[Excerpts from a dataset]
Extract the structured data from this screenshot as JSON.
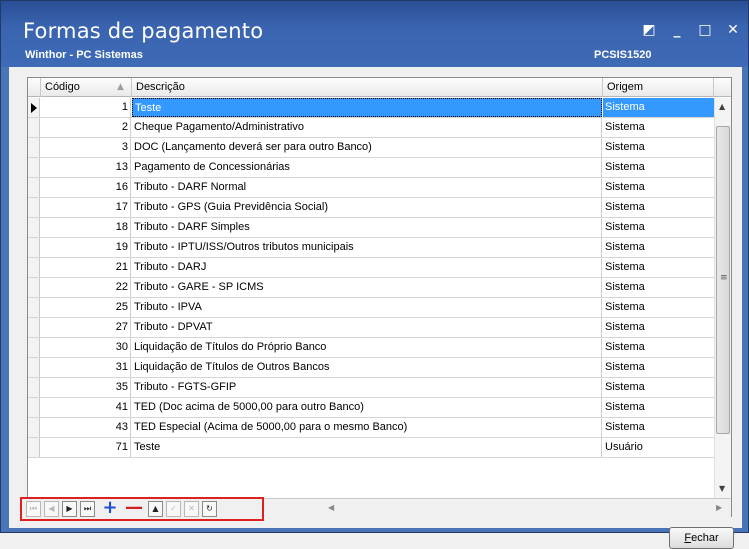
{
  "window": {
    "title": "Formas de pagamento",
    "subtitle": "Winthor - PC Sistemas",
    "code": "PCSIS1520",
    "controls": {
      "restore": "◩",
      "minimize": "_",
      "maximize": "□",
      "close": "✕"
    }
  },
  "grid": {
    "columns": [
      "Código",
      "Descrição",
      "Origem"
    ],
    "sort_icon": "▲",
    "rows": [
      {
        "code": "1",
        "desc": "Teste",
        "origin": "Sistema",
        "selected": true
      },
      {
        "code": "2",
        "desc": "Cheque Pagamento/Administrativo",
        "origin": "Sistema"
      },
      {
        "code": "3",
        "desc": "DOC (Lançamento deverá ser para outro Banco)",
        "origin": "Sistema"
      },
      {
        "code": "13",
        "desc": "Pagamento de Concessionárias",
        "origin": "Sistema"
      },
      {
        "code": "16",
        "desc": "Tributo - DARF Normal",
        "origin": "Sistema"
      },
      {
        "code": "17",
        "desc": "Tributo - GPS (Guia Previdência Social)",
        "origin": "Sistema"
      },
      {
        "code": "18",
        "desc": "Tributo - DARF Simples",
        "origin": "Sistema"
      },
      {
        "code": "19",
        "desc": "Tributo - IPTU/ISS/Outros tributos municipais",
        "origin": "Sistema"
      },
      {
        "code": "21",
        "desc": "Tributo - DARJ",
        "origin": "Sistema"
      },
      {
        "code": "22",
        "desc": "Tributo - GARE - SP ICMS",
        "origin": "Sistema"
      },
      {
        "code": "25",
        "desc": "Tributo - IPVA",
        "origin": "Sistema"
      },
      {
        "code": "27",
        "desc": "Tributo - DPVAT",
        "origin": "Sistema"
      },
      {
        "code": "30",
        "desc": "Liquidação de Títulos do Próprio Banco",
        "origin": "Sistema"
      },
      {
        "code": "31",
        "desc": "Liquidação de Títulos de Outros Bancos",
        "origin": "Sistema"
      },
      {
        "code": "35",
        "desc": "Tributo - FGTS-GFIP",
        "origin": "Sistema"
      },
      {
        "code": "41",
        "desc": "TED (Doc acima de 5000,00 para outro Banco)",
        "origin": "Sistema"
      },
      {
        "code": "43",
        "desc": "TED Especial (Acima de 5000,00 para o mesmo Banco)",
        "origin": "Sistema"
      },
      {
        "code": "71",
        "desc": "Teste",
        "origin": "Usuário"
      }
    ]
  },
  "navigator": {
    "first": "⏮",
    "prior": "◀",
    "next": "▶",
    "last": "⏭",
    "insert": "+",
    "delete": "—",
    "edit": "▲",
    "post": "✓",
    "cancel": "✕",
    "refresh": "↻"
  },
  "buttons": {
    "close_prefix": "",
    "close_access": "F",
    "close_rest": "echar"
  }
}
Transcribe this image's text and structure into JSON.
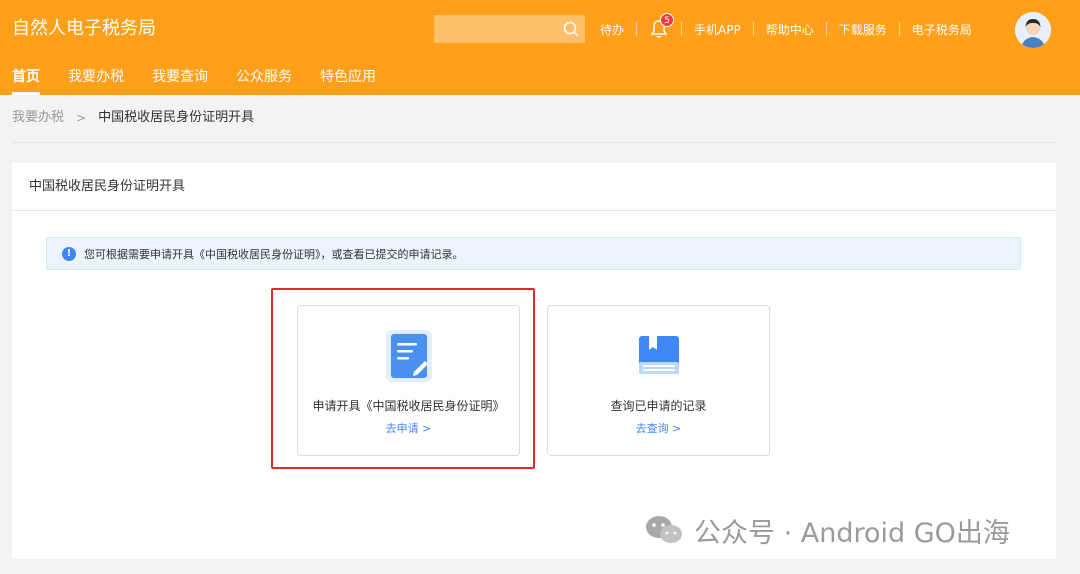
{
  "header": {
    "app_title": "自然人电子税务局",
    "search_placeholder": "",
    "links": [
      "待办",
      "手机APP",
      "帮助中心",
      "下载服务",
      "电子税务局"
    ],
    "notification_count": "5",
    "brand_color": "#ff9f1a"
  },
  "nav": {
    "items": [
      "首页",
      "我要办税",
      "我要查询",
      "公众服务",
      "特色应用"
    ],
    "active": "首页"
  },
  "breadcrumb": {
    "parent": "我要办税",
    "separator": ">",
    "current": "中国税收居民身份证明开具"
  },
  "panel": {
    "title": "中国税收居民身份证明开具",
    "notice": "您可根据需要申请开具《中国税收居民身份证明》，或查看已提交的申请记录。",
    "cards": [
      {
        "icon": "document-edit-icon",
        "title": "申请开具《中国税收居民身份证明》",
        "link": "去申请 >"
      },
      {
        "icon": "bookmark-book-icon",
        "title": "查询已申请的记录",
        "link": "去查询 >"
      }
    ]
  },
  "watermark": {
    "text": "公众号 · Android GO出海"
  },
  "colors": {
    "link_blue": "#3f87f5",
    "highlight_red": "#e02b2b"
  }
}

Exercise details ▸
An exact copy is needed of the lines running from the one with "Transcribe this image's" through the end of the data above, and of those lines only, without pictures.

Task answer ▸
Transcribe this image's text and structure into JSON.
{
  "header": {
    "app_title": "自然人电子税务局",
    "search_placeholder": "",
    "links": [
      "待办",
      "手机APP",
      "帮助中心",
      "下载服务",
      "电子税务局"
    ],
    "notification_count": "5",
    "brand_color": "#ff9f1a"
  },
  "nav": {
    "items": [
      "首页",
      "我要办税",
      "我要查询",
      "公众服务",
      "特色应用"
    ],
    "active": "首页"
  },
  "breadcrumb": {
    "parent": "我要办税",
    "separator": ">",
    "current": "中国税收居民身份证明开具"
  },
  "panel": {
    "title": "中国税收居民身份证明开具",
    "notice": "您可根据需要申请开具《中国税收居民身份证明》，或查看已提交的申请记录。",
    "cards": [
      {
        "icon": "document-edit-icon",
        "title": "申请开具《中国税收居民身份证明》",
        "link": "去申请 >"
      },
      {
        "icon": "bookmark-book-icon",
        "title": "查询已申请的记录",
        "link": "去查询 >"
      }
    ]
  },
  "watermark": {
    "text": "公众号 · Android GO出海"
  },
  "colors": {
    "link_blue": "#3f87f5",
    "highlight_red": "#e02b2b"
  }
}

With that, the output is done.